It takes someone with a deep understanding of the rules to break them triumphantly. Master of Wine Richard Kelley has achieved it with a project that in less experienced hands would be deemed as no more than an eccentricity but that thanks to his knowledge and ability to bring people together to create something singular has become an outstanding success story with ten episodes and counting.
While one could say wine is not rocket science, the fact that there are less Masters of Wine in the world than astronauts who have been in space gives some perspective to how specialised and renown the credential of the man behind The Liberator saga is.
We met Richard Kelley a.k.a. Rick, on his latest visit to Dublin, a city he lands in with relative frequency as The Liberator and other wines he represents are imported by independent company Boutique Wines. While Rick is currently based in London, he lived and worked in south Africa between 1995 to 2002 and he has become one of the most respected wine personalities in that country.
He specialises in sourcing and commercialising fine wines from South Africa and France and while he points out he’s not a winemaker, the solid relationships he has managed to cultivate have allowed him to bring to life the wine range known as The Liberator.
Why are these bottles rule-breaking? With quirky labels that resemble more the pages of a comic book than the front of an award-winning wine and with small batch, one time only editions or “episodes” that won’t be repeated vintage after vintage, the range doesn’t even go against the grain, it ignores “the grain” to do its own thing.
“I am in South Africa frequently, both for business and to visit friends. You get to the stage when you walk to the cellar and they have something they don’t know what to do with, not because it’s bad but because it’s experimental or different”, says Richard, as he explains the reason why once his wines are gone, they’re gone.
“I decided to liberate these wines”, he adds, as he encouraged prestigious winemakers to allow these unusual batches to be bottled as the aforementioned episodes, liberating them from cellar oblivion.
The majority of the eye-catching labels in The Liberator range are signed by the same artist, South African designer Eddie Haumann, a friend of Richard who has captured the spirit of the different editions in colourful and often tongue-in-cheek illustrations. For some of the wines, he has even created witty comics available online, portraying Rick in the different situations that led to the creation of the wines.

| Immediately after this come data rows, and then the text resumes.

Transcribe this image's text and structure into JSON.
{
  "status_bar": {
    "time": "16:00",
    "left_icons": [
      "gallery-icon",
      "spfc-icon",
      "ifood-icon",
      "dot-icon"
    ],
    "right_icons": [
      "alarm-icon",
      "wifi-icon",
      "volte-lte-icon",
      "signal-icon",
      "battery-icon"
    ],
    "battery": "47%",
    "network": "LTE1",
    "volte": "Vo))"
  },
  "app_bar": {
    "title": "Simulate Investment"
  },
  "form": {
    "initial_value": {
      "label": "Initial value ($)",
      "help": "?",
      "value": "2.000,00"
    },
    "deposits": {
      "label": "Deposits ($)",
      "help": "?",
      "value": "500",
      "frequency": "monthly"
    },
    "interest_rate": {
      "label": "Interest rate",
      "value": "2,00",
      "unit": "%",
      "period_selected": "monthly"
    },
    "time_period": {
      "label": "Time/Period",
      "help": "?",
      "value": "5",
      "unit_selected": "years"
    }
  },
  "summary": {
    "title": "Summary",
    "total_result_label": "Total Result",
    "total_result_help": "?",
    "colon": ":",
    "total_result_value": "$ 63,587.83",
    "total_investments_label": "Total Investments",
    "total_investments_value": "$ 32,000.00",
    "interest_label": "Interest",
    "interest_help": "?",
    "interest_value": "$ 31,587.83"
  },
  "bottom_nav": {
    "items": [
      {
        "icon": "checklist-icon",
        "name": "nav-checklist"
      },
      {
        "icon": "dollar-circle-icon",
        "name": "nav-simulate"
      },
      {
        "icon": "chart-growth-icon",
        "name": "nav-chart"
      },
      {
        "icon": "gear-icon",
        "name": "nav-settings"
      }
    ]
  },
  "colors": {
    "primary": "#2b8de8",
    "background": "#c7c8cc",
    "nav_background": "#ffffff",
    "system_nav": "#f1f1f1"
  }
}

Richard grabs a bottle of Episode 7, “Swartland Evolution“, a fine example of what the concept is about. The label shows a robust, smiling man, holding a bottle and a glass of red wine and dressed like Fidel Castro, military green, red star hat and beard.
“A friend of mine called André [van Rensburg], who’s the greatest winemaker in Stellenbosch and also one of the most opinionated in the wine world, had a little disagreement” with winemakers in Swarland, specially with the members of the Swartland Revolution. We have the sense the term “little disagreement” is an understatement as “he said he’d buy grapes from Swartland to teach them how to make wine.”
The comic depicts André literally camouflaging in Swartland when he’s discovered by a startled Rick. André explains to his friend that he has decided to secretly source grapes from a producer to make a “Swartland wine” and enter a local competition.
Other episodes of The Liberator include “An Arrogance of Sommeliers”, “Midnight at the Lost and Found” and “The Pie Chart.” Besides the ten edits, he has released even smaller bottlings of very limited edition wines. Next October, he’s expecting to launch his “Homage to Catalonia” and he mentions that he has been able to source so many great wines lately that there are several episodes currently in the writing.
While he has only worked with South African wineries until now, when asked if he plans to do something similar with wines from any other countries, he let us know he has joined efforts with a producer in Chinon (Loire Valley, France) to launch “Le Vielle Breton.” The name is a translation of Episode 5’s tittle “The Old Breton“, a Cabernet Franc, variety historically linked to the French appellation.
“I will change the mane from The Liberator to The Ligerian, which means someone who comes from the Loire”, he points out. When we spoke, the wine was days away from being bottled, so we can guess the story is to be continued soon.
With different stories, varieties and styles, the wines within The Liberator are not uniform nor follow a strategic continuity, they’re more like a collection of found gems, and if you happen to stumble into one, liberate it from its shelf before it’s gone.
Where to find The Liberator episodes? Besides appearing in selected wine lists, you can find episodes from this range in prestigious independent off licences including The Corkscrew, Green Man Wines, La Touche, Kelly’s of Clontarf, Lotts & Co and Blackrock Cellar.
More information: boutiquewines.ie
Gabriela’s passion for writing is only matched by her love for food and wine. Journalist, confectioner and sommelier, she fell in love with Ireland years ago and moved from Venezuela to Dublin in 2014.
Since then, she has written about and worked in the local food scene, and she’s determined to discover and share the different traditions, flavours and places that have led Irish food and drink to fascinate her.